■ **Instructions for the task**:
Each line of the material should be output exactly as shown.

■ **Data section**:
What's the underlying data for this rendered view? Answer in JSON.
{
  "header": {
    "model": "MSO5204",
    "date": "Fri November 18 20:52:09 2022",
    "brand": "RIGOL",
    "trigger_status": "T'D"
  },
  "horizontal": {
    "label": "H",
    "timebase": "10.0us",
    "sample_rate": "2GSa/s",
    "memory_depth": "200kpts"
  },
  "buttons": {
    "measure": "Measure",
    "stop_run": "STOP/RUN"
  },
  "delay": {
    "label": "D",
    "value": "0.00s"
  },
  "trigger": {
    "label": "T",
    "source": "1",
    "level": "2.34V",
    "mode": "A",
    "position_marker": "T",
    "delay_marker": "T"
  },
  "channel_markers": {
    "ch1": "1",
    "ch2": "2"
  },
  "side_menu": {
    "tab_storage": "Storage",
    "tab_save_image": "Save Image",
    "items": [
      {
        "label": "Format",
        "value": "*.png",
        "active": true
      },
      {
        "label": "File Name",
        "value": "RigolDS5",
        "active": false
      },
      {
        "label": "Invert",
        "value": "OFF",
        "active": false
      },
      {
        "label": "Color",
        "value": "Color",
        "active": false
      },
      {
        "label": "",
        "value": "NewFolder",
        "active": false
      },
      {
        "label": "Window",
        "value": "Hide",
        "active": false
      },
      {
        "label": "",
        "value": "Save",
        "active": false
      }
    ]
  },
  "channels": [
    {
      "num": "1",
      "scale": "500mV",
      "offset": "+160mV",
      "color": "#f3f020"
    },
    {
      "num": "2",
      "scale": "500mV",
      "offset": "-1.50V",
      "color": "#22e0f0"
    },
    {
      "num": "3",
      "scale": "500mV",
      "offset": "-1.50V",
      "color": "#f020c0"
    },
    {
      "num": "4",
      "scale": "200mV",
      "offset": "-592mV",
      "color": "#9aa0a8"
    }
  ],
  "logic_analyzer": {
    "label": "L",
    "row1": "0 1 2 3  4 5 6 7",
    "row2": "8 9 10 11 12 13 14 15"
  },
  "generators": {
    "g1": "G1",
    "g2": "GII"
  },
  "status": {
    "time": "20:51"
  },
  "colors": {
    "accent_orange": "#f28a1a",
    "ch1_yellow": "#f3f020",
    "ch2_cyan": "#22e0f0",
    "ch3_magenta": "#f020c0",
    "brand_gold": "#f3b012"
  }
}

■ **Result below**:
What's the underlying data for this rendered view? Answer in JSON.
{
  "header": {
    "model": "MSO5204",
    "date": "Fri November 18 20:52:09 2022",
    "brand": "RIGOL",
    "trigger_status": "T'D"
  },
  "horizontal": {
    "label": "H",
    "timebase": "10.0us",
    "sample_rate": "2GSa/s",
    "memory_depth": "200kpts"
  },
  "buttons": {
    "measure": "Measure",
    "stop_run": "STOP/RUN"
  },
  "delay": {
    "label": "D",
    "value": "0.00s"
  },
  "trigger": {
    "label": "T",
    "source": "1",
    "level": "2.34V",
    "mode": "A",
    "position_marker": "T",
    "delay_marker": "T"
  },
  "channel_markers": {
    "ch1": "1",
    "ch2": "2"
  },
  "side_menu": {
    "tab_storage": "Storage",
    "tab_save_image": "Save Image",
    "items": [
      {
        "label": "Format",
        "value": "*.png",
        "active": true
      },
      {
        "label": "File Name",
        "value": "RigolDS5",
        "active": false
      },
      {
        "label": "Invert",
        "value": "OFF",
        "active": false
      },
      {
        "label": "Color",
        "value": "Color",
        "active": false
      },
      {
        "label": "",
        "value": "NewFolder",
        "active": false
      },
      {
        "label": "Window",
        "value": "Hide",
        "active": false
      },
      {
        "label": "",
        "value": "Save",
        "active": false
      }
    ]
  },
  "channels": [
    {
      "num": "1",
      "scale": "500mV",
      "offset": "+160mV",
      "color": "#f3f020"
    },
    {
      "num": "2",
      "scale": "500mV",
      "offset": "-1.50V",
      "color": "#22e0f0"
    },
    {
      "num": "3",
      "scale": "500mV",
      "offset": "-1.50V",
      "color": "#f020c0"
    },
    {
      "num": "4",
      "scale": "200mV",
      "offset": "-592mV",
      "color": "#9aa0a8"
    }
  ],
  "logic_analyzer": {
    "label": "L",
    "row1": "0 1 2 3  4 5 6 7",
    "row2": "8 9 10 11 12 13 14 15"
  },
  "generators": {
    "g1": "G1",
    "g2": "GII"
  },
  "status": {
    "time": "20:51"
  },
  "colors": {
    "accent_orange": "#f28a1a",
    "ch1_yellow": "#f3f020",
    "ch2_cyan": "#22e0f0",
    "ch3_magenta": "#f020c0",
    "brand_gold": "#f3b012"
  }
}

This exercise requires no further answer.